MATERIAL PROVIDED:
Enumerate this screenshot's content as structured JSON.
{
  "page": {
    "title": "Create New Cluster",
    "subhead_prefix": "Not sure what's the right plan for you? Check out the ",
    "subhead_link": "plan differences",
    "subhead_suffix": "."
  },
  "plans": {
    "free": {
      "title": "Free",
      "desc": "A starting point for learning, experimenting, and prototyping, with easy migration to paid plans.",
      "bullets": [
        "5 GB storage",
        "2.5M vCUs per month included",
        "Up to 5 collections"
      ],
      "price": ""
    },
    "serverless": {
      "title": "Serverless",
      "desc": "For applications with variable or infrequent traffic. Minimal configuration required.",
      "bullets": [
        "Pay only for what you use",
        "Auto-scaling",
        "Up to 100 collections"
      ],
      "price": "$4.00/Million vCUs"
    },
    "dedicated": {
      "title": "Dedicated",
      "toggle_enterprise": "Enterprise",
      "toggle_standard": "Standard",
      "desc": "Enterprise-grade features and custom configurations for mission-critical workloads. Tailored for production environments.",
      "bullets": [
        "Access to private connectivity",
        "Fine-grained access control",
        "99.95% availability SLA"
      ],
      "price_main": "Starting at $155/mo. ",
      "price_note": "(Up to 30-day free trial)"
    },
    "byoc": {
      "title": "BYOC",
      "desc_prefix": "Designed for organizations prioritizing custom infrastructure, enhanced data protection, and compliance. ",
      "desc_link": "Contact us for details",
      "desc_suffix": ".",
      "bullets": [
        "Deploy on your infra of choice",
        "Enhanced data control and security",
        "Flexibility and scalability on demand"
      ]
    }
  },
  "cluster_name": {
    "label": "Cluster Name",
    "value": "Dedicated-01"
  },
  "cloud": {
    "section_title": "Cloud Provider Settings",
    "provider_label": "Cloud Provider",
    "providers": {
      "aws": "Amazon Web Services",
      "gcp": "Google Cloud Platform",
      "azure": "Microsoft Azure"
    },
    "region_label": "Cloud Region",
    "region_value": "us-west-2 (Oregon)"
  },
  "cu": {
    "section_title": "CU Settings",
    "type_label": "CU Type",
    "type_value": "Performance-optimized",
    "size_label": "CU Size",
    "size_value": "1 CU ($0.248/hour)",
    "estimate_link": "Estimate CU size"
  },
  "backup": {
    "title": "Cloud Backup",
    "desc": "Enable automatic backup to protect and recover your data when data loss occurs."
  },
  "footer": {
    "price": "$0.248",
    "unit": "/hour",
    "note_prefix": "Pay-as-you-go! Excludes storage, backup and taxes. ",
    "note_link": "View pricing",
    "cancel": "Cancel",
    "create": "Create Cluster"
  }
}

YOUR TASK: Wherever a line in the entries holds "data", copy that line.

ANSWER BELOW:
      "desc_prefix": "Designed for organizations prioritizing custom infrastructure, enhanced data protection, and compliance. ",
        "Enhanced data control and security",
    "desc": "Enable automatic backup to protect and recover your data when data loss occurs."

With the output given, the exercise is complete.